What got them from ‘slow of heart’ to ‘burning hearts’ was the Word. And not any word, but the Word that we call scripture, the word that has lifted up and continues to lift up those who let the word enter their hearts, and in that moment of centeredness in the word, begin to understand that here is a truth that will guide them well; here is a truth that surely leads, even in death, to new life. No other Word can do this.
Jesus opens up the scriptures, from Moses through to the prophets, as they walk along the seven-mile road. And the Word is opened up to them. It becomes a living word to them. Henri Nouwen reflects on what he calls the ‘sacrament of the word’: “How does God come to me as I listen to the word? Where do I discern the healing hand of God touching me through the word? How are my sadness, my grief, and my mourning being transformed at this very moment? … These questions lead me to the sacrament of the word, the sacred place of God’s real presence.”
How do I explain what a living word is to someone? Could I say its living because it’s the same word that was spoken to Abraham and Sarah, to Isaac and Rebecca, to Jacob and Leah, to Isaiah and Jeremiah, to David and Solomon, to Peter and to Paul, to St. Francis, and to Martin Luther King Jr, and to me, and to you?
How do I explain a living word? When the Word lands in your soul, do you stamp it out like an ember on the floor, saying, ‘Go away, I don’t want to be bothered today?’ Or does that word make its way into your innermost self, and cause your soul to jump? Cause your mind to race? Quicken your heart? So that you are no longer ‘slow of heart’ but have a ‘burning heart’? Have you ever had a burning heart because of a Word you heard from the pulpit, or in reading, or in prayer, or in the middle of the night? And what do you do when you have a ‘burning heart’?
A friend emailed me while I was writing this sermon. He was telling me about the oncology report he received that day. He ended his email with the words, ‘Help me hoping.’ We read and see the pictures of those killed cruelly in Nova Scotia. We think of the thousands and thousands who have died around the world from a virus that has been unstoppable.

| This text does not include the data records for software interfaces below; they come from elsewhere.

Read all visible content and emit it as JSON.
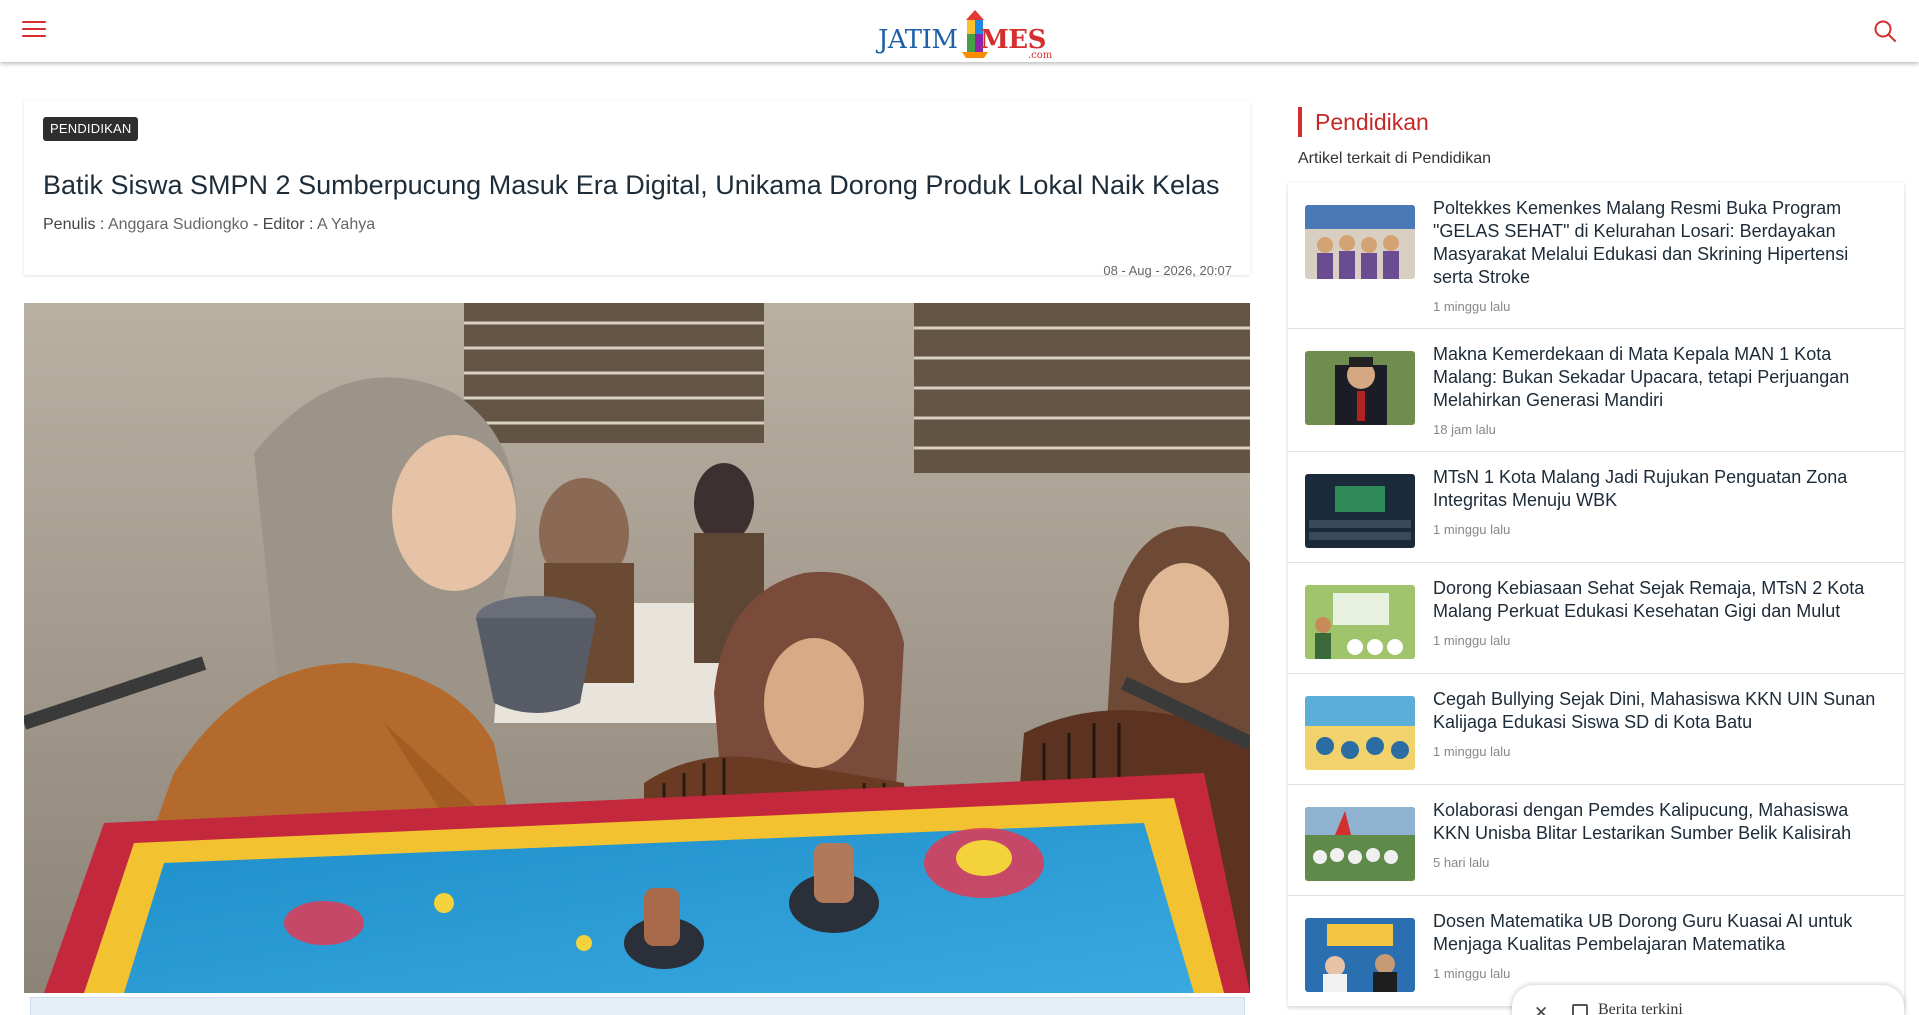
{
  "header": {
    "logo": {
      "main": "JATIM",
      "accent": "MES",
      "domain": ".com"
    },
    "menu_icon": "hamburger-menu-icon",
    "search_icon": "search-icon",
    "accent_color": "#d32f2f"
  },
  "article": {
    "category": "PENDIDIKAN",
    "title": "Batik Siswa SMPN 2 Sumberpucung Masuk Era Digital, Unikama Dorong Produk Lokal Naik Kelas",
    "writer_label": "Penulis :",
    "writer": "Anggara Sudiongko",
    "separator": " - ",
    "editor_label": "Editor :",
    "editor": "A Yahya",
    "date": "08 - Aug - 2026, 20:07"
  },
  "sidebar": {
    "heading": "Pendidikan",
    "subheading": "Artikel terkait di Pendidikan",
    "items": [
      {
        "title": "Poltekkes Kemenkes Malang Resmi Buka Program \"GELAS SEHAT\" di Kelurahan Losari: Berdayakan Masyarakat Melalui Edukasi dan Skrining Hipertensi serta Stroke",
        "time": "1 minggu lalu"
      },
      {
        "title": "Makna Kemerdekaan di Mata Kepala MAN 1 Kota Malang: Bukan Sekadar Upacara, tetapi Perjuangan Melahirkan Generasi Mandiri",
        "time": "18 jam lalu"
      },
      {
        "title": "MTsN 1 Kota Malang Jadi Rujukan Penguatan Zona Integritas Menuju WBK",
        "time": "1 minggu lalu"
      },
      {
        "title": "Dorong Kebiasaan Sehat Sejak Remaja, MTsN 2 Kota Malang Perkuat Edukasi Kesehatan Gigi dan Mulut",
        "time": "1 minggu lalu"
      },
      {
        "title": "Cegah Bullying Sejak Dini, Mahasiswa KKN UIN Sunan Kalijaga Edukasi Siswa SD di Kota Batu",
        "time": "1 minggu lalu"
      },
      {
        "title": "Kolaborasi dengan Pemdes Kalipucung, Mahasiswa KKN Unisba Blitar Lestarikan Sumber Belik Kalisirah",
        "time": "5 hari lalu"
      },
      {
        "title": "Dosen Matematika UB Dorong Guru Kuasai AI untuk Menjaga Kualitas Pembelajaran Matematika",
        "time": "1 minggu lalu"
      }
    ]
  },
  "latest_news": {
    "label": "Berita terkini",
    "close": "✕"
  }
}
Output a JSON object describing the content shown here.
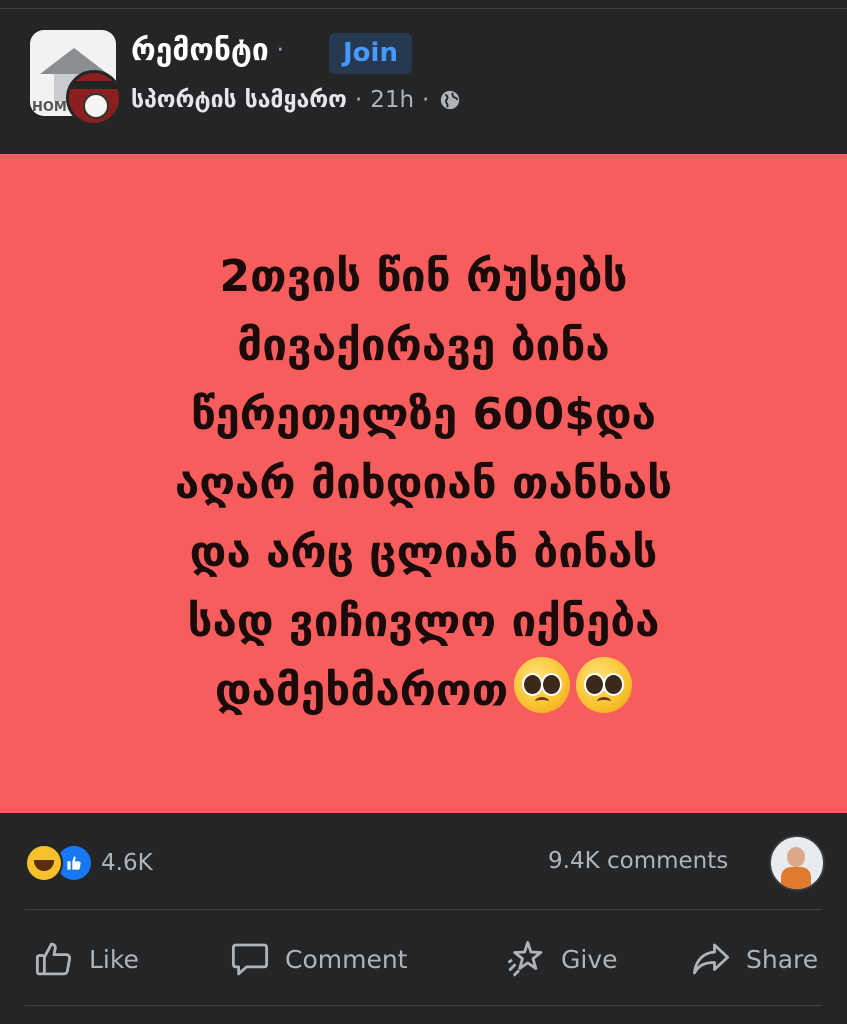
{
  "post": {
    "group_name": "რემონტი",
    "dot": "·",
    "join_label": "Join",
    "author": "სპორტის სამყარო",
    "time": "21h",
    "avatar_text": "HOM",
    "text_lines": [
      "2თვის წინ რუსებს",
      "მივაქირავე ბინა",
      "წერეთელზე  600$და",
      "აღარ მიხდიან თანხას",
      "და არც  ცლიან ბინას",
      "სად ვიჩივლო იქნება",
      "დამეხმაროთ"
    ],
    "background_color": "#f85d5d",
    "emoji": [
      "pleading-face-emoji",
      "pleading-face-emoji"
    ]
  },
  "stats": {
    "reaction_icons": [
      "haha-icon",
      "like-icon"
    ],
    "reaction_count": "4.6K",
    "comments": "9.4K comments"
  },
  "actions": {
    "like": "Like",
    "comment": "Comment",
    "give": "Give",
    "share": "Share"
  }
}
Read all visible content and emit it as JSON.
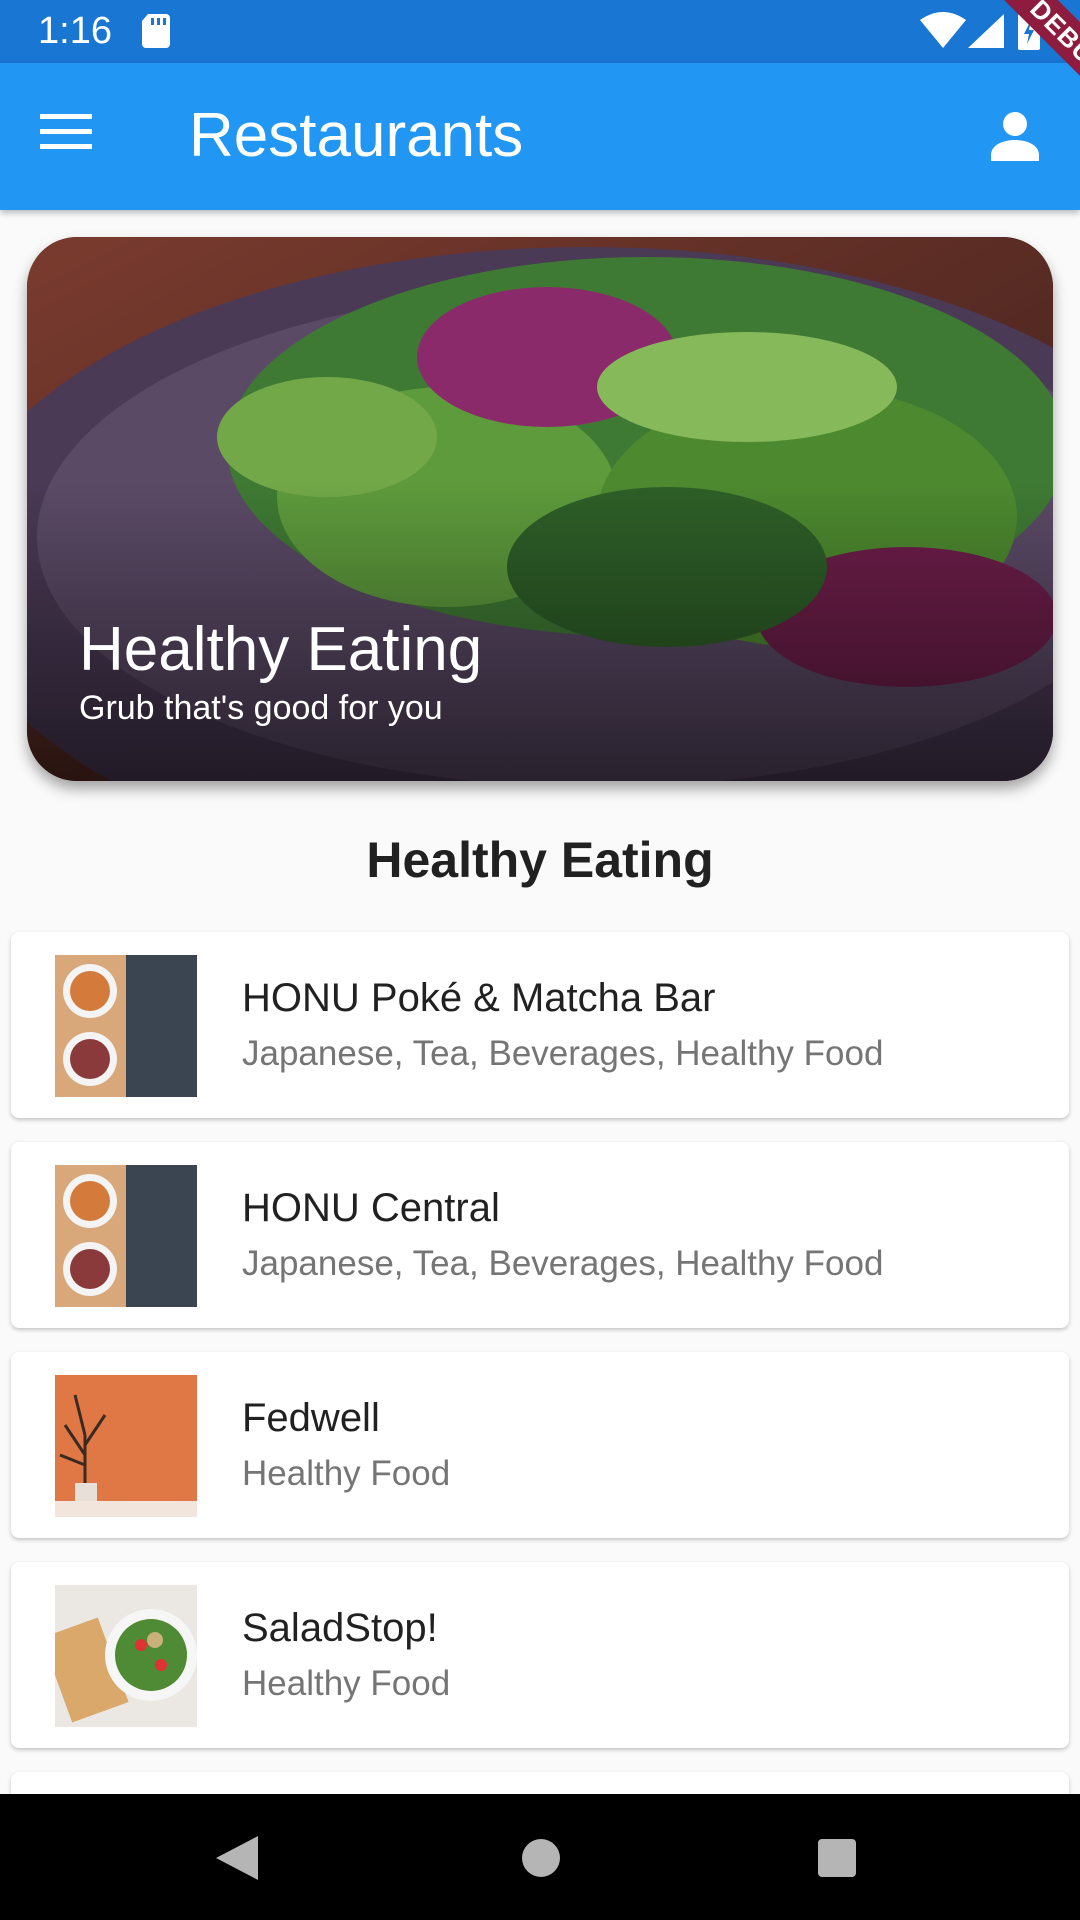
{
  "status_bar": {
    "time": "1:16",
    "icons": [
      "sd-card-icon",
      "wifi-icon",
      "signal-icon",
      "battery-icon"
    ]
  },
  "app_bar": {
    "title": "Restaurants",
    "left_icon": "menu-icon",
    "right_icon": "account-icon",
    "color": "#2196f3",
    "status_color": "#1976d2"
  },
  "debug_banner": "DEBUG",
  "hero": {
    "title": "Healthy Eating",
    "subtitle": "Grub that's good for you"
  },
  "section_title": "Healthy Eating",
  "restaurants": [
    {
      "name": "HONU Poké & Matcha Bar",
      "categories": "Japanese, Tea, Beverages, Healthy Food"
    },
    {
      "name": "HONU Central",
      "categories": "Japanese, Tea, Beverages, Healthy Food"
    },
    {
      "name": "Fedwell",
      "categories": "Healthy Food"
    },
    {
      "name": "SaladStop!",
      "categories": "Healthy Food"
    }
  ],
  "nav_bar": {
    "icons": [
      "back-icon",
      "home-icon",
      "recents-icon"
    ]
  }
}
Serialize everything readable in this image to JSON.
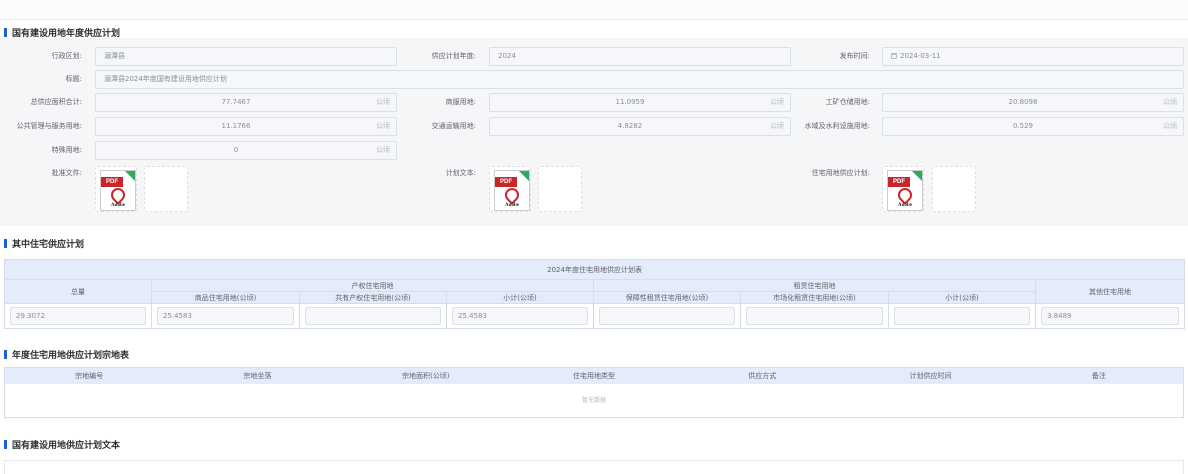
{
  "section1": {
    "title": "国有建设用地年度供应计划",
    "fields": {
      "region_label": "行政区划:",
      "region_value": "湄潭县",
      "year_label": "供应计划年度:",
      "year_value": "2024",
      "publish_label": "发布时间:",
      "publish_value": "2024-03-11",
      "title_label": "标题:",
      "title_value": "湄潭县2024年度国有建设用地供应计划",
      "total_label": "总供应面积合计:",
      "total_value": "77.7467",
      "commercial_label": "商服用地:",
      "commercial_value": "11.0959",
      "industrial_label": "工矿仓储用地:",
      "industrial_value": "20.8098",
      "public_label": "公共管理与服务用地:",
      "public_value": "11.1766",
      "transport_label": "交通运输用地:",
      "transport_value": "4.8282",
      "water_label": "水域及水利设施用地:",
      "water_value": "0.529",
      "special_label": "特殊用地:",
      "special_value": "0",
      "unit": "公顷"
    },
    "files": {
      "approval_label": "批准文件:",
      "plan_text_label": "计划文本:",
      "residential_plan_label": "住宅用地供应计划:",
      "pdf_tag": "PDF",
      "pdf_brand": "Adobe"
    }
  },
  "section2": {
    "title": "其中住宅供应计划",
    "table_title": "2024年度住宅用地供应计划表",
    "col_total": "总量",
    "group_property": "产权住宅用地",
    "group_rental": "租赁住宅用地",
    "col_other": "其他住宅用地",
    "sub_commodity": "商品住宅用地(公顷)",
    "sub_shared": "共有产权住宅用地(公顷)",
    "sub_subtotal1": "小计(公顷)",
    "sub_affordable": "保障性租赁住宅用地(公顷)",
    "sub_market": "市场化租赁住宅用地(公顷)",
    "sub_subtotal2": "小计(公顷)",
    "values": {
      "total": "29.3072",
      "commodity": "25.4583",
      "shared": "",
      "subtotal1": "25.4583",
      "affordable": "",
      "market": "",
      "subtotal2": "",
      "other": "3.8489"
    }
  },
  "section3": {
    "title": "年度住宅用地供应计划宗地表",
    "columns": [
      "宗地编号",
      "宗地坐落",
      "宗地面积(公顷)",
      "住宅用地类型",
      "供应方式",
      "计划供应时间",
      "备注"
    ],
    "empty_text": "暂无数据"
  },
  "section4": {
    "title": "国有建设用地供应计划文本"
  }
}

The burning heart is an active heart, a heart that responds with tears and grief, as well as moments of hope and calm. The burning heart is one that gives of itself, that opens up to encompass more. The burning heart helps others to hope. Because the burning heart knows how that hope is given – because we are on the other side of the resurrection. A theologian asked, “What difference does a Risen Savour’s claim make?” It makes all the difference in the world. For now, when there was only death, now there is new life. Hope appears as a truly living thing, bringing clarity to the heart, and peace to the mind.
In this time of pandemic, in this time of National mourning, as you walk along that seven-mile road, steps weary, hearts low, struggling to understand the why of everything, the living Word walks beside you. And Jesus says to you, I have always been with you and I am with you now. Always.
Thanks be to God. Amen.
 Henri Nouwen, Jesus – A Gospel (Maryknoll: Orbis Books, 2002), 124.
 Henri Nouwen, With Burning Hearts: A Meditation on the Eucharistic Life (Maryknoll: Orbis Books, 2003), 47.
 Nouwen, With Burning Hearts, 49.
 Feasting on the Word, Year A, Vol. 2, Homiletical Perspective, 419.